I even briefly talked with Keiran as she was managing her Empire of comics creators and there was a dog or two, and some cheering, and various geeky discussions. I ended up having a really good conversation that night with Debra Jane Shelly. I had seen her before, like many of the other denizens of the Lounge, on their Blog and Facebook. She really stuck out at me the first I saw her and I knew before I ever talked with her that she was a hard-core comics geek. But it is one thing to know that intellectually, but experience it first-hand in a conversation was entirely different and enjoyable. I barely got a word in edge-wise, but I enjoyed listening to what she had to say and I learned a few things.

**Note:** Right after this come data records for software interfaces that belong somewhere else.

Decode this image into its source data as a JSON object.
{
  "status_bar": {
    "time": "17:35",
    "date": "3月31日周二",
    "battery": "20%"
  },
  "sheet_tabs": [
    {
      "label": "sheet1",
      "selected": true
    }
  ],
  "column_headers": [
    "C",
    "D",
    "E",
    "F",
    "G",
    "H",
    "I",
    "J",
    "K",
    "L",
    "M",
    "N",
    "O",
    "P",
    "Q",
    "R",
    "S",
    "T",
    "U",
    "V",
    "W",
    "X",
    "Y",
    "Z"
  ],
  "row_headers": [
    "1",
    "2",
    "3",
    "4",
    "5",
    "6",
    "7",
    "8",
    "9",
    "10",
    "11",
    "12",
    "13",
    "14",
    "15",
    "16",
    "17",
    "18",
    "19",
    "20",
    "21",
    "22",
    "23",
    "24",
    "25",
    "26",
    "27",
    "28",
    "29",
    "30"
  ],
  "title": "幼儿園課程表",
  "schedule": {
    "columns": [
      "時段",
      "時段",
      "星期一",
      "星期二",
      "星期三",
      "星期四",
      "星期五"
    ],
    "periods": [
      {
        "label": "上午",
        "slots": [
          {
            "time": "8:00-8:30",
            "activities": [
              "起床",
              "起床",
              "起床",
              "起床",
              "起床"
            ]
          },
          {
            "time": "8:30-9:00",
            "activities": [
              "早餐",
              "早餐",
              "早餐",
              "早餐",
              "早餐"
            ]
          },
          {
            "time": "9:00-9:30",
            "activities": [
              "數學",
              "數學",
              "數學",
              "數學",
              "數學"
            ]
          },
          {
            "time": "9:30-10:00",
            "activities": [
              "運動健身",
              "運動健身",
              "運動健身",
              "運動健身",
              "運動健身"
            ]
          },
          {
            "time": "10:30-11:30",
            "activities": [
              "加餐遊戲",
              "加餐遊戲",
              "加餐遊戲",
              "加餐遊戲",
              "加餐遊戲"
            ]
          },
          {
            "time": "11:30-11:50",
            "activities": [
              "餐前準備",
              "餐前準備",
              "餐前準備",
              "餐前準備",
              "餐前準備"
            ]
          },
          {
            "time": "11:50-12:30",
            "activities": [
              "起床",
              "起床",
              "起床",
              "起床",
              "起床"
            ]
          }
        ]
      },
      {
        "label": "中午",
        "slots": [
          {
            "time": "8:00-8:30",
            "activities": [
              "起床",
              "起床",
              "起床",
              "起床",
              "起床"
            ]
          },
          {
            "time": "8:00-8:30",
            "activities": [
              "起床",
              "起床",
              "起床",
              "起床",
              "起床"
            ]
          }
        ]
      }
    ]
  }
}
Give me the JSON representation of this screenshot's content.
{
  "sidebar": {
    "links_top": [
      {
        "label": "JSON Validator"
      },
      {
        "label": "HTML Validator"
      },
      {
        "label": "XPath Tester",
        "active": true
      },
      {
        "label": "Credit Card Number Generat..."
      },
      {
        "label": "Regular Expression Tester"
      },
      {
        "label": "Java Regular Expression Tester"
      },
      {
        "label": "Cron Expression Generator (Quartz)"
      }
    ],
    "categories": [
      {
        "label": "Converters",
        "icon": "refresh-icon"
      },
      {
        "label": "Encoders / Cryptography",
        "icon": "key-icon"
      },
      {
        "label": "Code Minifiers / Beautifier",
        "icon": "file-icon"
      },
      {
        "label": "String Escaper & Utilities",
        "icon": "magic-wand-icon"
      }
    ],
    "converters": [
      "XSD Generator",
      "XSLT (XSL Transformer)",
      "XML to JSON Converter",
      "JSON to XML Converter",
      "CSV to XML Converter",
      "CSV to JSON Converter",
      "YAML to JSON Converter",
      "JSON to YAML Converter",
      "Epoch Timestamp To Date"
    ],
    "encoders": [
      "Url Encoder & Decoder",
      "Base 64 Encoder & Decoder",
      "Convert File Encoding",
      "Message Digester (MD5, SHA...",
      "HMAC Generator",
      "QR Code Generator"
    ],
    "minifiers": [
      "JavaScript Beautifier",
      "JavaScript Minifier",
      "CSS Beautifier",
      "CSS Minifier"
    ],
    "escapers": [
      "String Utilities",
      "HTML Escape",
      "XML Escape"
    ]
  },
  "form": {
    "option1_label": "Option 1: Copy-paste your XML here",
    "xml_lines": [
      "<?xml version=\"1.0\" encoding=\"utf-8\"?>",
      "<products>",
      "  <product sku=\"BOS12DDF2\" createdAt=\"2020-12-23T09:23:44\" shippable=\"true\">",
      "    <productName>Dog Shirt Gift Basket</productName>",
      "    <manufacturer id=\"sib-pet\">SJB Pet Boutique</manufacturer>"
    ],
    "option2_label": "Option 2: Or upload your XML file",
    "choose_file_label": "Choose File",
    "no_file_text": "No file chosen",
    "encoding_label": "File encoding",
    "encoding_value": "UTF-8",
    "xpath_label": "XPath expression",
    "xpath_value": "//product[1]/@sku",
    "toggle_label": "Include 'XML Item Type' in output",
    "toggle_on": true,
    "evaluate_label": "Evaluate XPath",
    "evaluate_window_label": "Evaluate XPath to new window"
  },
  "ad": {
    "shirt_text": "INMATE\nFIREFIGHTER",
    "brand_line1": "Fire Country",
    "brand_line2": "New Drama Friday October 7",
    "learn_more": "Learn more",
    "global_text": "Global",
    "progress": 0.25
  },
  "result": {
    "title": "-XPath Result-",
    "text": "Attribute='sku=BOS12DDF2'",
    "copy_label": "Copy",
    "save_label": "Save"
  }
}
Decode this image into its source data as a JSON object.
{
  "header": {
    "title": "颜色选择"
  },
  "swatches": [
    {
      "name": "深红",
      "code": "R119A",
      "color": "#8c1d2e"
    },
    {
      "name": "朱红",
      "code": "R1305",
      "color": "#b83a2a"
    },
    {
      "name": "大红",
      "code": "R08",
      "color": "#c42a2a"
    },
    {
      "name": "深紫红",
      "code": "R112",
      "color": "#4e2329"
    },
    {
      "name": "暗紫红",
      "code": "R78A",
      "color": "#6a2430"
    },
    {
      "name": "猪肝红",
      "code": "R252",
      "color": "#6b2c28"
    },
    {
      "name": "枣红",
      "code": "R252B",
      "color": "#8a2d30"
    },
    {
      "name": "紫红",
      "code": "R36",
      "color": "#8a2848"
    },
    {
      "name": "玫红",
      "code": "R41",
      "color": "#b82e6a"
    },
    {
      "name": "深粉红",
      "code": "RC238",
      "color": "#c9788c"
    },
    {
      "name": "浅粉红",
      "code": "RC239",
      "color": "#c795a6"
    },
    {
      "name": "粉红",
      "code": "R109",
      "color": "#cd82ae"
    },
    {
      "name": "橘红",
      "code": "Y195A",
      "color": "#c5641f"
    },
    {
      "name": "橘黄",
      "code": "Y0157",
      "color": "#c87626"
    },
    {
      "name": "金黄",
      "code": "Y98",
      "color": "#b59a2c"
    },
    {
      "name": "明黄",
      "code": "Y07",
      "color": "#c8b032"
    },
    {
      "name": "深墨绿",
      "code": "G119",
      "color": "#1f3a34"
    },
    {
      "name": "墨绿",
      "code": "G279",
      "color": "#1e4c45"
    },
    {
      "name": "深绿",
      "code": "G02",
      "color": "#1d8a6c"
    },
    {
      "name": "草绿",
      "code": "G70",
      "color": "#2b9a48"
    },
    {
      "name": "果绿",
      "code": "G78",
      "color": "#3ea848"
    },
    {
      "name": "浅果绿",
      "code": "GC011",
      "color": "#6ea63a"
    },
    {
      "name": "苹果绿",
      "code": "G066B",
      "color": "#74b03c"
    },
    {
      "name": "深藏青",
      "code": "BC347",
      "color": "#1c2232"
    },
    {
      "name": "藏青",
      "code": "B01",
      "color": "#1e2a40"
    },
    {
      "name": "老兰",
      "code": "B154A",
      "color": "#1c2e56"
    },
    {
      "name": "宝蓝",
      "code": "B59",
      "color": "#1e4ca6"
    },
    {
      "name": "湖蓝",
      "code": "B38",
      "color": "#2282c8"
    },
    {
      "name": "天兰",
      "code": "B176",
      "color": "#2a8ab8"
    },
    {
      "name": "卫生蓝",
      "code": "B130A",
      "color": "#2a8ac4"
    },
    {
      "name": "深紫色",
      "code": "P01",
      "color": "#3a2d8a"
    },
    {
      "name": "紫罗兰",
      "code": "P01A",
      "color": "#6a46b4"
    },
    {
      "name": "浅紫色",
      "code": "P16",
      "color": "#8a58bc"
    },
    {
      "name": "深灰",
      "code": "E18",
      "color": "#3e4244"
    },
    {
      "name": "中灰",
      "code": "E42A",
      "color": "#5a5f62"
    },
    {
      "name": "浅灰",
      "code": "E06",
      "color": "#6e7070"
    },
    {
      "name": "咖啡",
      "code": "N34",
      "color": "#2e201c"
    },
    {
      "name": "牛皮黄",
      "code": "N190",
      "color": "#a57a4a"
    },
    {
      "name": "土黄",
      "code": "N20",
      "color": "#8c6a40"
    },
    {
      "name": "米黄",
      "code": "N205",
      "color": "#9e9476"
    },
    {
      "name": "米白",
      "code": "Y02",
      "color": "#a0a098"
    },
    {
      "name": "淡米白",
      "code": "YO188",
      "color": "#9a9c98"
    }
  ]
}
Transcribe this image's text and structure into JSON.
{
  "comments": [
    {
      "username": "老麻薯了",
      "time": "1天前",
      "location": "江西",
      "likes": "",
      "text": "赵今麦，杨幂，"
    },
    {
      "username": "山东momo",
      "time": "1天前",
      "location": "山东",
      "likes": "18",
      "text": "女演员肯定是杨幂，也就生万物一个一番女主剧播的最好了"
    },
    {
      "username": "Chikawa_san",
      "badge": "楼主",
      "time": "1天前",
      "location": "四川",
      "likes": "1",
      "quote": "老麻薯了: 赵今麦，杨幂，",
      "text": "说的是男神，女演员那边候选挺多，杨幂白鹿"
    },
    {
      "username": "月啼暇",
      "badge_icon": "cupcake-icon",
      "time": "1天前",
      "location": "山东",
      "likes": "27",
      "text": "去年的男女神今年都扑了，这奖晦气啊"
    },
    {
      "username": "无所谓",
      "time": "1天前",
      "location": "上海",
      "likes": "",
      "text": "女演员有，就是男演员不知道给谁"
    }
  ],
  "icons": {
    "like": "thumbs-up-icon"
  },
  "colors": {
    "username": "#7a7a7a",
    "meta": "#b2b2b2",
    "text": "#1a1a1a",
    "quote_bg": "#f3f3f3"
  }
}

For instance: I never thought about the first-impression that people got of Watchmen when it came out in the 1980s. As Debra pondered this, I remember thinking that it was true: it was during this time period that meta-narrative and pastiching were being implemented into comics narrative along with a certain more blatant kind of adult irony.

When you think about the comics that came before, during the heyday of the Comics Code–of comics industry self-censorship–and then you look at something like Watchmen you can definitely imagine a kind of “culture shock” for some readers. But, as Debra put it, we will never really know that feeling ourselves: you know, aside from reading about it through secondary sources. It’s like those accounts you hear about from famous writers and comics creators about growing up with the old Pre-Code Horror Comics: with EC Comics’ Tales from the Crypt, Creepshow, and all of that really fun and twisted stuff. But even though we can read a lot of those twistedly ironic and morbid goodies now, the spirit of Zeitgeist of the times where they were written are not really as accessible to us or perceived the same as someone who was there.

I think it was good to talk with someone who knew as much–if not more–about comics: someone who had read some really good and memorable works. It was sort of humbling, to be honest: to know that wasn’t the only one as insane about this stuff as I sometimes delude myself into thinking. There was a whole room of them. :). I did talk with some more people and then I took my leave as it was about that time. Debra actually made me pose for a picture where I am holding Alan Moore’s Nemo: Heart of Ice: a book I actually got there. As for the reason that she took it, if one is needed, she told me that she likes to take pictures of people having found their favourite books: or something to that effect.

It occurred to me–or I remembered–as I smiled at the camera that I rarely ever smile when I’m in public: especially in Toronto. Sometimes the exhaustion, and anger, and sadness ingrains itself in you so bone-deep that it’s difficult to even smile for real. I thought about just how sad that fact really was.

In any case, I said some goodbyes and then I left to find the streetcar back to Bathurst Station. I missed the car, so I decided: “Screw it! I’m going to walk the fucker!” So I walked by myself all the way from Clinton and College to Bathurst Station. I hadn’t walked that long or been in this area in ages. And as I did so, with my travel bag on my shoulder and my black winter coat covering me I felt more alive than I have in a really long time.

Coincidentally, it took me 16 minutes and there was no other streetcar during that entire time.

I know when I wake up tomorrow, or later, I’m going to be very embarrassed by some of the sentimentality and haphazard writing I’ve left here. It’s no new thing, to be fair. Actually, I’m surprised I wrote so much about–well–doing so little: by my standards anyway. However, I really felt the need to write this out while it is still fresh.

I am definitely going to check out the Lounge again. Here is the Toronto Comics Lounge and Gallery Blog in case you are interested and you didn’t see it on my Blogroll section. Thank you for reading this and, next time, I do plan to make something.

Excelsior, ladies and gentlemen.